The Use of Fairy Tales in Sanders-Brahms' Film Germany Pale Mother
Perhaps one of the most haunting and compelling parts of Sanders-Brahms’ film Germany Pale Mother (1979) is the nearly twenty minute long telling of The Robber Bridegroom. The structual purpose of the sequence is a bridge between the marriage of Lene and Hans, who battles at the war’s front, and the decline of the marriage during the post-war period. Symbolically the fairy tale, called the “mad monstrosity in the middle of the film,” by Sanders Brahms (Kaes, 149), offers a diagetic forum for with which to deal with the crimes of Nazi Germany, as well a internally fictional parallel of Lene’s marriage.

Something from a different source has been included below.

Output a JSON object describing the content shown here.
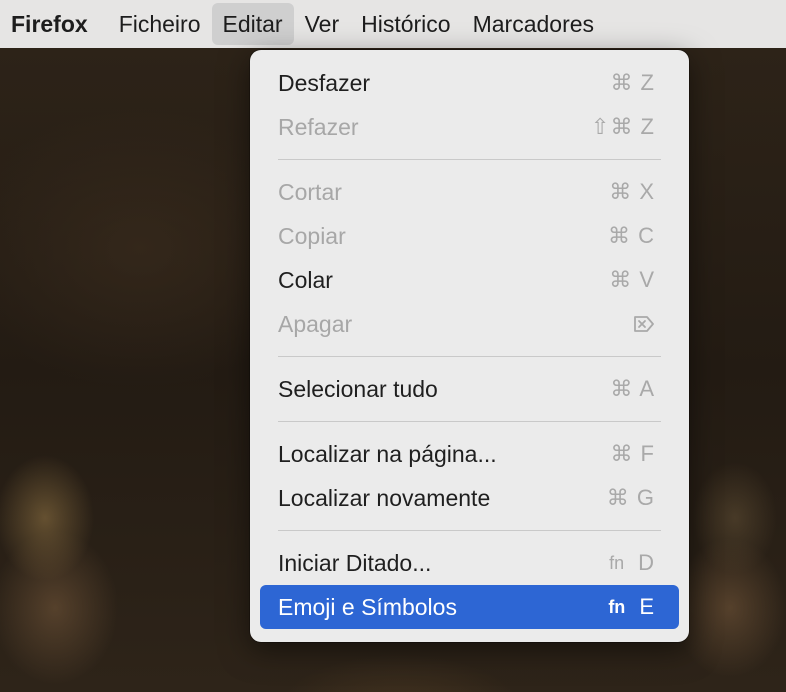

The fairy tale begins with a miller betrothing his daughter to the first suitable man who comes along. The man choosen happens to live deep in the forest, and fills the daughter with dread everytime that she sees him. One day, the suitor demands that his bride come visit him at home. When she tells him she does not know the way, he says he with spread the path to his house with ashes. Nodoubt this fictional element is meant to invoke sadistic images of Nazi Germany and the use of ashes of cremated concentration camp inmates for road construction. The daughter does follow the path with great unease, however, as she follows the path she marks it with peas. She finally comes to the house, and is promptly warned by a bird that she is entering a house of murderers. The girl enters and house and finds it almost entirerly deserted. However, in the basement she finds an old women who repeats the bird’s warning. The crone then prphesizes that the girl will marry death and her bridegroom only seeks to kill her, cut her pieces up, and eat her. As the two prepare to escape, the bridegroom and his band of theives return with maiden [virgin]. The old woman hides the girl behind a large barrel. From her hiding place, she whitnesses the thieves give the maiden three glasses of wine to stop her heart. They then rip her clothes off, and hack the body into pieces with axes. On of the murders notices the girl wears a gold band, but cannot pull it off her finger. He cuts off thefinger which flies from the table and lands in the girls lap. Before the thieve can look for it, the crone offers them some wine, which she has laced with a sleeping potion. The thieves fall prey to the potion and sleep deeply. The girl and the old lady escape the house to find the path of ashes blown away. However, the peas have sprouted and lead the way to saftey. They return to the miller and tell him of the day’s events. The wedding goes on as planned, however each of the guests is asked ito tell a tale. When it is the bride’s turn she tells of her trip to the bridegrooms house, introducing the tale with, “It was just a dream.” At the end of the tale he brings forth the finger and the ring, the bridegroom is then detained by the guests until he is tried and punished for his crimes.
The suggestion by association...